But I would imagine it totally depends on your market. Bozeman has a lot of things going for it, but one of the most important things it has, is a diverse economy. This brings me a wide range of guests. We've hosted research professors, Chinese tourists, almost one hundred families, young groups traveling across the country for the first time... All types. They all want different things. So we tried to include as many possible types of stays. So we are moderate sized, moderate priced, but we don't skimp on amenities. That seems to be a winning formula for us so far, but we are still evolving.
Glad to hear you enjoy our area! I grew up close to you, but after traveling through Bozeman I became hooked. We spend a lot of time in Paradise Valley as well. If you ever need an agent who specializes in STR's, in MT let me know!
Michael, when you say you are making three times what you did as a long-term, are you referring to gross or net profits? Care to share some numbers?
Every market is different and there are always exceptions to the rules. With long-term, tenants cover everything but certain repairs/improvements. With short-term you have far more expense and work involved: furnish the home and keep it furnished, mow the lawn, pay utilities/cable/internet, higher vacancy rates, higher insurance, more taxes, marketing costs, etc. If you are managing it yourself, you have to consider the value of your time. If someone else is managing it, you could be paying 20 - 50% in management fees. After considering income and expenses for any given year, not one of my 70 vacation homes produced more than they would have as a long-term.

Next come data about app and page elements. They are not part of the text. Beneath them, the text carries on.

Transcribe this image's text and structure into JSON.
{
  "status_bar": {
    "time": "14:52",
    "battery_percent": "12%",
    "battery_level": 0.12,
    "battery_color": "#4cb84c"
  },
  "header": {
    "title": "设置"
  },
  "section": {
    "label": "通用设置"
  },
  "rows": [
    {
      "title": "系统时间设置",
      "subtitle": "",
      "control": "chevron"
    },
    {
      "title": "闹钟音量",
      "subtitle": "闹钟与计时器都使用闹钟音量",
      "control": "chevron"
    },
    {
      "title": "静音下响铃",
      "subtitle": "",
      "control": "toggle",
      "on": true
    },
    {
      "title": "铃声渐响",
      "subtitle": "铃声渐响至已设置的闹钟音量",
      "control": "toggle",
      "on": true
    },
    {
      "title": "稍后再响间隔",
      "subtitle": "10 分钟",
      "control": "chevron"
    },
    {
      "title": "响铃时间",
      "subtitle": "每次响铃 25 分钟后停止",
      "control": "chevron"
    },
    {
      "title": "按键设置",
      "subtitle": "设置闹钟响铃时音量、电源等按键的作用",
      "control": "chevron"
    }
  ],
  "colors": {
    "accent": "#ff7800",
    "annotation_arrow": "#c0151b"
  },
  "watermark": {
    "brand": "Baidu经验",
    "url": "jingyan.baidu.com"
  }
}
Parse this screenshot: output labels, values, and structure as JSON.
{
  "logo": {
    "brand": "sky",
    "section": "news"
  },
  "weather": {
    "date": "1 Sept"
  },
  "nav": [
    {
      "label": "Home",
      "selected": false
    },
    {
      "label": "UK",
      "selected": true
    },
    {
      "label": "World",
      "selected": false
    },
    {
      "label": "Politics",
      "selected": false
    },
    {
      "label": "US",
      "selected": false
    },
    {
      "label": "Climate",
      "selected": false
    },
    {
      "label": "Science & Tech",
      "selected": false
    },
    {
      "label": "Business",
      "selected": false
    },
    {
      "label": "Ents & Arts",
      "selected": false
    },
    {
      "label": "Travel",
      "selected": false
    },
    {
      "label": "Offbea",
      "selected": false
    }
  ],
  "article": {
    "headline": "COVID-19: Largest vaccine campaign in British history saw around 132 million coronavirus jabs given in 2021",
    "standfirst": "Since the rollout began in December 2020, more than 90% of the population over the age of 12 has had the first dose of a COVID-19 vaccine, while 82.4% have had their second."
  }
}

I know a woman that managed four little houses in Cody and she out-performed my long-term rentals every year. However, she worked her fingers to the bone and was driving herself to an early grave so she dumped them after ten years. I regularly remind her that she could have given them to me to manage as long-term rentals. She would have made 20 - 25% less but she would have been 100% free!